I mentioned a new tool called VideoScribe in a previous post. I downloaded a trial and gave it a spin. (See above.) It’s definitely worth a look for anyone interested in creating animated whiteboard videos. The interface is mostly intuitive and I was generally happy with the video I produced for a session on threshold concepts. I did run into a few glitches that are worth noting:

First, the timeline is a bit clunky, especially as you build up a lot of images. All the images are placed on one continuous timeline at the bottom of the screen, and I struggled moving a few of them to the right place. They sometimes ended up in random spots. Ungrouping them (or the equivalent) before I moved them helped.

I liked the ability to import SVG files I pulled from Open Clip Art, but those imported images didn’t always render as well as I would have liked. The final image was fine, but the drawing of them on screen sometimes looked clunky. That said, I ended up buying access to VideoScribe for a year. After my trial ended, the company offered a 33 percent discount.

Recent news, research, trends and thoughts about education. Compiled by Doug Ward.

A focus on efficiency, for learning’s sake

The Evolllution began a series on operational efficiency at colleges and universities with an interview with Cathy Sandeen, vice president for educational attainment and efficiency at the American Council on Education. Sandeen lays out the right goals for cost efficiency, saying the process should aim at ways to help students learn and earn their degrees. “We need to work together to figure out how we can change and do things differently,” Sandeen says. “It’s not saying we’re doing things wrong in the past; it’s just how we can do things better in the future.”

During October, the Evolllution plans to tackle these questions:

  • What impact does operational efficiency have on institutional growth and competitiveness?
  • How can postsecondary leaders effectively communicate the value of efficiency-related changes to institution-wide stakeholders?
  • Do students notice when institutions are efficient?
  • How can institutions leverage technology tools to become more efficient?

Job skills vs. liberal education

Emmanuel Felton of The Hechinger Report writes about how City Colleges of Chicago remade themselves by aligning courses with the skills that were most in demand in the region. The change has helped City Colleges, a system of seven community colleges, improve abysmal graduation rates, at least somewhat. Felton interviewed several business leaders who espoused the benefits of tying education to skills that industry needs. One executive said higher education needed to take the same approach. That might serve some students and it would certainly serve industry in the short term. In the long term, though, we need a wide range of people who possess the critical-thinking and adaptive skills provided by a liberal education.small boy and adult sitting next to each other at desks

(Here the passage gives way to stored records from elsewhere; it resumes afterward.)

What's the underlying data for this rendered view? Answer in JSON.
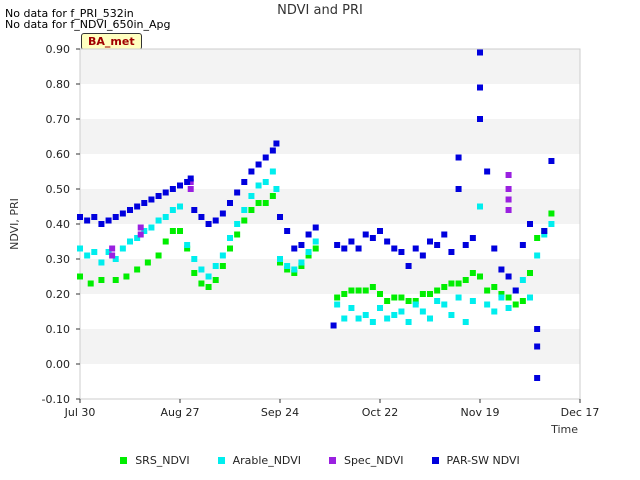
{
  "chart_data": {
    "type": "scatter",
    "title": "NDVI and PRI",
    "xlabel": "Time",
    "ylabel": "NDVI, PRI",
    "notes": [
      "No data for f_PRI_532in",
      "No data for f_NDVI_650in_Apg"
    ],
    "site_label": "BA_met",
    "ylim": [
      -0.1,
      0.9
    ],
    "y_ticks": [
      "-0.10",
      "0.00",
      "0.10",
      "0.20",
      "0.30",
      "0.40",
      "0.50",
      "0.60",
      "0.70",
      "0.80",
      "0.90"
    ],
    "x_ticks": [
      "Jul 30",
      "Aug 27",
      "Sep 24",
      "Oct 22",
      "Nov 19",
      "Dec 17"
    ],
    "grid": "horizontal bands",
    "legend_position": "bottom",
    "series": [
      {
        "name": "SRS_NDVI",
        "color": "#00ee00",
        "points": [
          [
            0,
            0.25
          ],
          [
            3,
            0.23
          ],
          [
            6,
            0.24
          ],
          [
            10,
            0.24
          ],
          [
            13,
            0.25
          ],
          [
            16,
            0.27
          ],
          [
            19,
            0.29
          ],
          [
            22,
            0.31
          ],
          [
            24,
            0.35
          ],
          [
            26,
            0.38
          ],
          [
            28,
            0.38
          ],
          [
            30,
            0.33
          ],
          [
            32,
            0.26
          ],
          [
            34,
            0.23
          ],
          [
            36,
            0.22
          ],
          [
            38,
            0.24
          ],
          [
            40,
            0.28
          ],
          [
            42,
            0.33
          ],
          [
            44,
            0.37
          ],
          [
            46,
            0.41
          ],
          [
            48,
            0.44
          ],
          [
            50,
            0.46
          ],
          [
            52,
            0.46
          ],
          [
            54,
            0.48
          ],
          [
            56,
            0.29
          ],
          [
            58,
            0.27
          ],
          [
            60,
            0.26
          ],
          [
            62,
            0.28
          ],
          [
            64,
            0.31
          ],
          [
            66,
            0.33
          ],
          [
            72,
            0.19
          ],
          [
            74,
            0.2
          ],
          [
            76,
            0.21
          ],
          [
            78,
            0.21
          ],
          [
            80,
            0.21
          ],
          [
            82,
            0.22
          ],
          [
            84,
            0.2
          ],
          [
            86,
            0.18
          ],
          [
            88,
            0.19
          ],
          [
            90,
            0.19
          ],
          [
            92,
            0.18
          ],
          [
            94,
            0.18
          ],
          [
            96,
            0.2
          ],
          [
            98,
            0.2
          ],
          [
            100,
            0.21
          ],
          [
            102,
            0.22
          ],
          [
            104,
            0.23
          ],
          [
            106,
            0.23
          ],
          [
            108,
            0.24
          ],
          [
            110,
            0.26
          ],
          [
            112,
            0.25
          ],
          [
            114,
            0.21
          ],
          [
            116,
            0.22
          ],
          [
            118,
            0.2
          ],
          [
            120,
            0.19
          ],
          [
            122,
            0.17
          ],
          [
            124,
            0.18
          ],
          [
            126,
            0.26
          ],
          [
            128,
            0.36
          ],
          [
            130,
            0.38
          ],
          [
            132,
            0.43
          ]
        ]
      },
      {
        "name": "Arable_NDVI",
        "color": "#00eeee",
        "points": [
          [
            0,
            0.33
          ],
          [
            2,
            0.31
          ],
          [
            4,
            0.32
          ],
          [
            6,
            0.29
          ],
          [
            8,
            0.32
          ],
          [
            10,
            0.3
          ],
          [
            12,
            0.33
          ],
          [
            14,
            0.35
          ],
          [
            16,
            0.36
          ],
          [
            18,
            0.38
          ],
          [
            20,
            0.39
          ],
          [
            22,
            0.41
          ],
          [
            24,
            0.42
          ],
          [
            26,
            0.44
          ],
          [
            28,
            0.45
          ],
          [
            30,
            0.34
          ],
          [
            32,
            0.3
          ],
          [
            34,
            0.27
          ],
          [
            36,
            0.25
          ],
          [
            38,
            0.28
          ],
          [
            40,
            0.31
          ],
          [
            42,
            0.36
          ],
          [
            44,
            0.4
          ],
          [
            46,
            0.44
          ],
          [
            48,
            0.48
          ],
          [
            50,
            0.51
          ],
          [
            52,
            0.52
          ],
          [
            54,
            0.55
          ],
          [
            55,
            0.5
          ],
          [
            56,
            0.3
          ],
          [
            58,
            0.28
          ],
          [
            60,
            0.27
          ],
          [
            62,
            0.29
          ],
          [
            64,
            0.32
          ],
          [
            66,
            0.35
          ],
          [
            72,
            0.17
          ],
          [
            74,
            0.13
          ],
          [
            76,
            0.16
          ],
          [
            78,
            0.13
          ],
          [
            80,
            0.14
          ],
          [
            82,
            0.12
          ],
          [
            84,
            0.16
          ],
          [
            86,
            0.13
          ],
          [
            88,
            0.14
          ],
          [
            90,
            0.15
          ],
          [
            92,
            0.12
          ],
          [
            94,
            0.17
          ],
          [
            96,
            0.15
          ],
          [
            98,
            0.13
          ],
          [
            100,
            0.18
          ],
          [
            102,
            0.17
          ],
          [
            104,
            0.14
          ],
          [
            106,
            0.19
          ],
          [
            108,
            0.12
          ],
          [
            110,
            0.18
          ],
          [
            112,
            0.45
          ],
          [
            114,
            0.17
          ],
          [
            116,
            0.15
          ],
          [
            118,
            0.19
          ],
          [
            120,
            0.16
          ],
          [
            122,
            0.21
          ],
          [
            124,
            0.24
          ],
          [
            126,
            0.19
          ],
          [
            128,
            0.31
          ],
          [
            130,
            0.37
          ],
          [
            132,
            0.4
          ]
        ]
      },
      {
        "name": "Spec_NDVI",
        "color": "#9a20e0",
        "points": [
          [
            9,
            0.31
          ],
          [
            9,
            0.33
          ],
          [
            17,
            0.37
          ],
          [
            17,
            0.39
          ],
          [
            31,
            0.5
          ],
          [
            31,
            0.52
          ],
          [
            120,
            0.54
          ],
          [
            120,
            0.5
          ],
          [
            120,
            0.47
          ],
          [
            120,
            0.44
          ]
        ]
      },
      {
        "name": "PAR-SW NDVI",
        "color": "#0000dd",
        "points": [
          [
            0,
            0.42
          ],
          [
            2,
            0.41
          ],
          [
            4,
            0.42
          ],
          [
            6,
            0.4
          ],
          [
            8,
            0.41
          ],
          [
            10,
            0.42
          ],
          [
            12,
            0.43
          ],
          [
            14,
            0.44
          ],
          [
            16,
            0.45
          ],
          [
            18,
            0.46
          ],
          [
            20,
            0.47
          ],
          [
            22,
            0.48
          ],
          [
            24,
            0.49
          ],
          [
            26,
            0.5
          ],
          [
            28,
            0.51
          ],
          [
            30,
            0.52
          ],
          [
            31,
            0.53
          ],
          [
            32,
            0.44
          ],
          [
            34,
            0.42
          ],
          [
            36,
            0.4
          ],
          [
            38,
            0.41
          ],
          [
            40,
            0.43
          ],
          [
            42,
            0.46
          ],
          [
            44,
            0.49
          ],
          [
            46,
            0.52
          ],
          [
            48,
            0.55
          ],
          [
            50,
            0.57
          ],
          [
            52,
            0.59
          ],
          [
            54,
            0.61
          ],
          [
            55,
            0.63
          ],
          [
            56,
            0.42
          ],
          [
            58,
            0.38
          ],
          [
            60,
            0.33
          ],
          [
            62,
            0.34
          ],
          [
            64,
            0.37
          ],
          [
            66,
            0.39
          ],
          [
            71,
            0.11
          ],
          [
            72,
            0.34
          ],
          [
            74,
            0.33
          ],
          [
            76,
            0.35
          ],
          [
            78,
            0.33
          ],
          [
            80,
            0.37
          ],
          [
            82,
            0.36
          ],
          [
            84,
            0.38
          ],
          [
            86,
            0.35
          ],
          [
            88,
            0.33
          ],
          [
            90,
            0.32
          ],
          [
            92,
            0.28
          ],
          [
            94,
            0.33
          ],
          [
            96,
            0.31
          ],
          [
            98,
            0.35
          ],
          [
            100,
            0.34
          ],
          [
            102,
            0.37
          ],
          [
            104,
            0.32
          ],
          [
            106,
            0.59
          ],
          [
            106,
            0.5
          ],
          [
            108,
            0.34
          ],
          [
            110,
            0.36
          ],
          [
            112,
            0.89
          ],
          [
            112,
            0.79
          ],
          [
            112,
            0.7
          ],
          [
            114,
            0.55
          ],
          [
            116,
            0.33
          ],
          [
            118,
            0.27
          ],
          [
            120,
            0.25
          ],
          [
            122,
            0.21
          ],
          [
            124,
            0.34
          ],
          [
            126,
            0.4
          ],
          [
            128,
            0.1
          ],
          [
            128,
            0.05
          ],
          [
            128,
            -0.04
          ],
          [
            130,
            0.38
          ],
          [
            132,
            0.58
          ]
        ]
      }
    ]
  }
}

Keep an eye out for student mental health issues

Claire Shaw at The Guardian urges instructors to pay attention to students’ mental and physical state. She provides a list of warning signs that may indicate that students need assistance. She also offers several suggestions for instructors to help prepare themselves for struggling students.

A worldwide shortage of teachers

A new UNESCO report says that 93 countries face a chronic shortage of teachers and that many of them are recruiting people who lack any training in education.

An adaptive system that helps personalize learning

Stephen Downes of the National Research Council of Canada writes about beta testing of an adaptive learning system that combines customized materials from dozens of sources with data from learning, social environments and work environments. He calls this a “learning and performance support system.” Despite the stuffy name, it sounds fascinating.

Way cool: A tool for creating animated whiteboard videos

I’ve always been fascinated by animated whiteboard videos that show drawings being created in fast motion right before my eyes. I just came across a tool called VideoScribe that will help create those videos – for a price, of course. The software costs $198 a year. There’s a seven-day free trial, though. I’m going to have to give it a try. I’ll share my results.